“The focus of training when we get back to Edinburgh is going to be first of all the big support system that is required to support a complicated aircraft; that will probably be the biggest challenge, because the aircrew come back pretty qualified to start operations.
“And the introduction to service is very much based around getting the right logistics support, the right comms integration, that sort of stuff, over the next 18 months as the P-3, which is still very capable, gracefully reduces its level of operations and the P-8 starts to take over.”
The operational roles to be performed by the RAAF’s P-8As will be progressively expanded under an initial operational test and evaluation program.
“As soon as we get back we start what we are calling the operational test and evaluation phase where we test it in the Australian environment; test how maintenance works, how will our comms system work,” WGCDR Titheridge said.
“Some of that work will be done with the aircraft on the ground with all sorts of government agencies participating in that. And then the flying regime will start as well … the crawl, walk, run, which might be accelerated depending on what the government needs us to do.
“That will very much be focused on starting from the basic mission profiles and working up to the more advanced profiles, noting that the guys have seen all of the core roles during their training at VP-30 over in Florida.”
With A47-001’s arrival in Australia the RAAF also has two fully trained P-8A crews.
“Every six months we’ll be cycling another few crews through so the next couple of crews are getting ready to go in January,” WGCDR Titheridge said.
“P-3s in 11SQN are finishing their operations in the next week or two,” WGCDR Titheridge said of 11SQN’s transition from the AP-3C to the P-8A.

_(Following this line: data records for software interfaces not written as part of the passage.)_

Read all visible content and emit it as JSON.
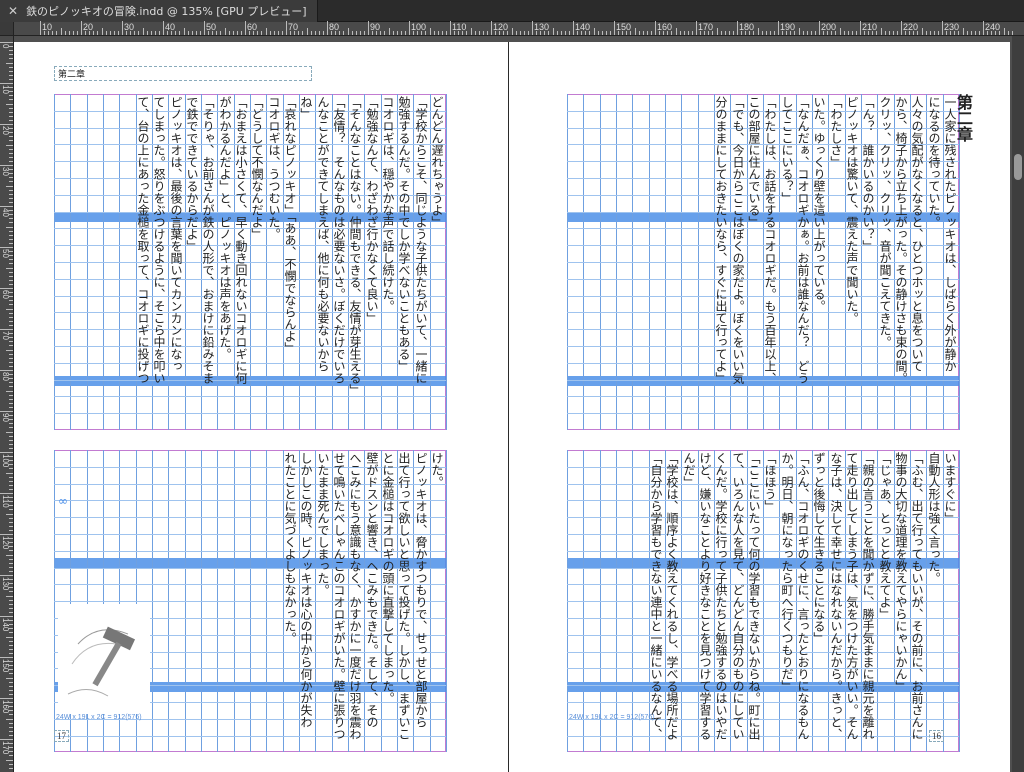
{
  "window": {
    "close_icon": "close-icon",
    "tab_title": "鉄のピノッキオの冒険.indd @ 135% [GPU プレビュー]"
  },
  "ruler": {
    "h_labels": [
      "10",
      "20",
      "30",
      "40",
      "50",
      "60",
      "70",
      "80",
      "90",
      "100",
      "110",
      "120",
      "130",
      "140",
      "150",
      "160",
      "170",
      "180",
      "190",
      "200",
      "210",
      "220",
      "230",
      "240",
      "250"
    ],
    "v_labels": [
      "0",
      "10",
      "20",
      "30",
      "40",
      "50",
      "60",
      "70",
      "80",
      "90",
      "100",
      "110",
      "120",
      "130",
      "140",
      "150",
      "160",
      "170"
    ]
  },
  "left_page": {
    "running_head": "第二章",
    "grid_info": "24W x 19L x 2C = 912(576)",
    "folio": "17",
    "upper_block": [
      "どんどん遅れちゃうよ」",
      "「学校からこそ、同じような子供たちがいて、一緒に",
      "勉強するんだ。その中でしか学べないこともある」",
      "コオロギは、穏やかな声で話し続けた。",
      "「勉強なんて、わざわざ行かなくて良い」",
      "「そんなことはない。仲間もできる、友情が芽生える」",
      "「友情？　そんなものは必要ないさ。ぼくだけでいろ",
      "んなことができてしまえば、他に何も必要ないから",
      "ね」",
      "「哀れなピノッキオ」「ああ、不憫でならんよ」",
      "コオロギは、うつむいた。",
      "「どうして不憫なんだよ」",
      "「おまえは小さくて、早く動き回れないコオロギに何",
      "がわかるんだよ」と、ピノッキオは声をあげた。",
      "「そりゃ、お前さんが鉄の人形で、おまけに鉛みそま",
      "で鉄でできているからだよ」",
      "ピノッキオは、最後の言葉を聞いてカンカンになっ",
      "てしまった。怒りをぶつけるように、そこら中を叩い",
      "て、台の上にあった金槌を取って、コオロギに投げつ"
    ],
    "lower_block": [
      "けた。",
      "ピノッキオは、脅かすつもりで、せっせと部屋から",
      "出て行って欲しいと思って投げた。しかし、まずいこ",
      "とに金槌はコオロギの頭に直撃してしまった。",
      "壁がドスンと響き、ヘこみもできた。そして、その",
      "へこみにもう意識もなく、かすかに一度だけ羽を震わ",
      "せて鳴いたベしゃんこのコオロギがいた。壁に張りつ",
      "いたまま死んでしまった。",
      "しかしこの時、ピノッキオは心の中から何かが失わ",
      "れたことに気づくよしもなかった。"
    ]
  },
  "right_page": {
    "chapter_title": "第二章",
    "grid_info": "24W x 19L x 2C = 912(576)",
    "folio": "16",
    "upper_block": [
      "一人家に残されたピノッキオは、しばらく外が静か",
      "になるのを待っていた。",
      "人々の気配がなくなると、ひとつホッと息をついて",
      "から、椅子から立ち上がった。その静けさも束の間。",
      "クリッ、クリッ、クリッ、音が聞こえてきた。",
      "「ん？　誰かいるのかい？」",
      "ピノッキオは驚いて、震えた声で聞いた。",
      "「わたしさ」",
      "いた。ゆっくり壁を這い上がっている。",
      "「なんだぁ、コオロギかぁ。お前は誰なんだ？　どう",
      "してここにいる？」",
      "「わたしは、お話をするコオロギだ。もう百年以上、",
      "この部屋に住んでいる」",
      "「でも、今日からここはぼくの家だよ。ぼくをいい気",
      "分のままにしておきたいなら、すぐに出て行ってよ」"
    ],
    "lower_block": [
      "いますぐに」",
      "自動人形は強く言った。",
      "「ふむ、出て行ってもいいが、その前に、お前さんに",
      "物事の大切な道理を教えてやらにゃいかん」",
      "「じゃあ、とっとと教えてよ」",
      "「親の言うことを聞かずに、勝手気ままに親元を離れ",
      "て走り出してしまう子は、気をつけた方がいい。そん",
      "な子は、決して幸せにはなれないんだから。きっと、",
      "ずっと後悔して生きることになる」",
      "「ふん、コオロギのくせに、言ったとおりになるもん",
      "か。明日、朝になったら町へ行くつもりだ」",
      "「ほほう」",
      "「ここにいたって何の学習もできないからね。町に出",
      "て、いろんな人を見て、どんどん自分のものにしてい",
      "くんだ。学校に行って子供たちと勉強するのはいやだ",
      "けど、嫌いなことより好きなことを見つけて学習する",
      "んだ」",
      "「学校は、順序よく教えてくれるし、学べる場所だよ",
      "「自分から学習もできない連中と一緒にいるなんて、"
    ]
  },
  "colors": {
    "grid_line": "#6fa0e0",
    "band": "#4c8fe8",
    "frame": "#c27bd1",
    "pasteboard": "#505050"
  },
  "icons": {
    "hammer": "hammer-icon",
    "link": "chain-link-icon"
  }
}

“Then the remaining crews on 11SQN will shift across to 10, 10SQN will become quite a big P-3 unit, and extra crews from 11SQN will go over to the States and start training on the P-8, and that process will continue over the next 12-18 months.”
Training of maintenance personnel has also been underway at Jacksonville, aligned with aircrew training.
“For every two aircrew crews there are two maintenance crews that are training at the same time so we’ve got that staged approach to being operationally capable in line with what government wants us to do over the next 18 months,” WGCDR Titheridge said.
Those maintenance crews will work on an aircraft that has a less maintenance-intensive airframe but more complex systems.
“This aircraft isn’t as intensive for the ‘black hander’ airframe trades, it’s not as labour intensive [as the P-3], but [it has a] complex mission system,” WGCDR Titheridge said.
“It’s still a new aircraft for the US Navy too so we’re learning rapidly about the avionics systems, so it will be a different paradigm with challenges early on but as we get more understanding of how the aircraft works it will definitely be less labour intensive.”
Another feature of the P-8 is the close government-to-government cooperative nature of the program, extending to the RAAF maintaining a common training curriculum with the US Navy.
“We will maintain the partnership, not just from an aircraft configuration and upgrade perspective but also from how we conduct operations,” WGCDR Titheridge said.
“One of the embryonic roles that the P-8 will take on, as the P-3 has done for a long time, is the search-and-rescue role; [there’s] a little bit of work to be done there, but we have a search-and-rescue store already ready to go on the aircraft, so that will probably be the only slight difference,” the CO of 11SQN said of the Australian requirement for the P-8A to be SAR-capable.
“That was a good test of the cooperative program and the relationship because the US Navy has now looked at it, and they did the flight clearances for it anyway, and they are interested in pursuing the same path, so they are looking at introducing it into their system.”
The next RAAF P-8A is anticipated to be delivered in March 2017.
VIDEO: The arrival of the first RAAF Boeing p-8A Poseidon in November 2016 from the Air Force’s YouTube channel.
This article originally appeared in the November 2018 magazine edition of Australian Aviation. To read more stories like this, subscribe here.